Reconfiguration of Space
Changes are under way at the Jackson campus of Minnesota West Community & Technical College as faculty and staff continue to evaluate how existing brick-and-mortar facilities will best serve future students increasingly interested in learning online.
A full one-third of the college’s students are taking online courses, said campus dean Dennis Hampel, and that number will only increase. As it does, he said, it is imperative the campus takes steps to modify its facilities plan to match the trend.
For Hampel, a 43-year campus veteran, the evolution in higher learning has been fascinating to watch.
“I saw many of these buildings built,” he said of the Jackson campus. “But they were built for programs we offered back then that are totally different from the programs we offer now.”

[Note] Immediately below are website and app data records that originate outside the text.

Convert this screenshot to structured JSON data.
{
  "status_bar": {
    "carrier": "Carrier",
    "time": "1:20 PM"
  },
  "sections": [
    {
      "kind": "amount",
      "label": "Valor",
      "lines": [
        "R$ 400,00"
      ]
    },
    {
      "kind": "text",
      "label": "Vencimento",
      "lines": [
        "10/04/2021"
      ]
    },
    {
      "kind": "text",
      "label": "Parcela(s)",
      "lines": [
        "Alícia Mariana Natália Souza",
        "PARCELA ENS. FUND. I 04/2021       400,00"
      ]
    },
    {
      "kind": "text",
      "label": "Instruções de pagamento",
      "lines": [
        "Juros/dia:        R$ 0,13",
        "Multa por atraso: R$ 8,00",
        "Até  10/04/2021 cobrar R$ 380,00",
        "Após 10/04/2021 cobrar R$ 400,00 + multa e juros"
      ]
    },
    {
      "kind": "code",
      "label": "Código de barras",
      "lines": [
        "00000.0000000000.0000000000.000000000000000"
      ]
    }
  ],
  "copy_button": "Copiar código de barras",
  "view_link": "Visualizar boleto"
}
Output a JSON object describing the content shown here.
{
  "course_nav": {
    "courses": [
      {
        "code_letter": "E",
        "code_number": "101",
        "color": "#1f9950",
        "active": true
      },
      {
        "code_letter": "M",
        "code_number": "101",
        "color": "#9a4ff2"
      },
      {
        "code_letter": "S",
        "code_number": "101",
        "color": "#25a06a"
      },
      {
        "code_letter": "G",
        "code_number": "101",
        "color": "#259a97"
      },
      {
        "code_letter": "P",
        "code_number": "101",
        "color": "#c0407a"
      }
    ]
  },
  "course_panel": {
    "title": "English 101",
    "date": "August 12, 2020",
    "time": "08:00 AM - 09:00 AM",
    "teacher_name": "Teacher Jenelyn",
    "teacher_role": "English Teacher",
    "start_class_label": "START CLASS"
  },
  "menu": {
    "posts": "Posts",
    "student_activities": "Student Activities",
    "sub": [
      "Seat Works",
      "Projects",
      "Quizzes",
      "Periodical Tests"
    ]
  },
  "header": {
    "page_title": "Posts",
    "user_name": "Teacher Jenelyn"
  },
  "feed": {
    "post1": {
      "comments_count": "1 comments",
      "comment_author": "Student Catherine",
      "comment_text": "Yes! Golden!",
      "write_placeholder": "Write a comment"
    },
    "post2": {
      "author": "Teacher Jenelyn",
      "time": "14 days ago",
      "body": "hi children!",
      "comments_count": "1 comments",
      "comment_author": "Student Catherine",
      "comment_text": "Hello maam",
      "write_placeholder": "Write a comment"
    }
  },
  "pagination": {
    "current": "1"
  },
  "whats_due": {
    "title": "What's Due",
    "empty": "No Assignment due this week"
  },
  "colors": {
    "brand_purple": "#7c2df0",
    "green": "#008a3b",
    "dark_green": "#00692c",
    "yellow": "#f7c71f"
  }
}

Back then, the Jackson vocational school offered courses in carpentry, auto body repair, auto mechanics, appliance repair, plumbing, office secretary and production agriculture. Today’s offerings include such varied courses as cosmetology, computer science and information technology.
“Student demands have changed and the way students learn have changed,” Hampel said. “We, as a campus, need to change as well.” As the first step in a revamped overall facilities plan, the main campus building is currently undergoing a $200,000 renovation that will result in a new space for a growing IT program, a more logically located bookstore and a larger, more functional student lounge and recreation area.
“The new IT area will feature a classroom and lab in space that formerly housed the bookstore,” Hampel said. “The bookstore — which, in this day and age, is an intricate part of our marketing strategy — is being relocated right by the front door, across from the main administrative offices. The new student lounge and rec area will have pool tables and a Wii room in a larger area than what students had before.” The renovation will also allow for the relocation of some offices, Hampel said.
“It’s rethinking what we’re doing,” he said. “It’s taking a hard look at our square footage and figuring out what is needed and where, and what is no longer required because of the changing dynamic of higher education.”
Hampel said faculty and staff at the Jackson campus are excited about the current changes under way and are looking forward to further changes in the near future.
“This is just a first step,” Hampel said of the current renovation. “We’re in the planning stages right now for the next bonding bill in 2014, which we hope will help support the next phase of our facilities plan.”
Coincidentally, 2014 marks the 50th anniversary of the Jackson campus.
“The original building was built in 1964, the next part in 1965 and the main building in ’75, followed by several additions over the years,” Hampel said.
“To see and be a part of such change — not only in the way we impart skill and knowledge to students, but also change in the facilities from which we do that — all in the course of a 50-year period of time is truly remarkable.”
From Jackson County Pilot, Justin Lessman, Publisher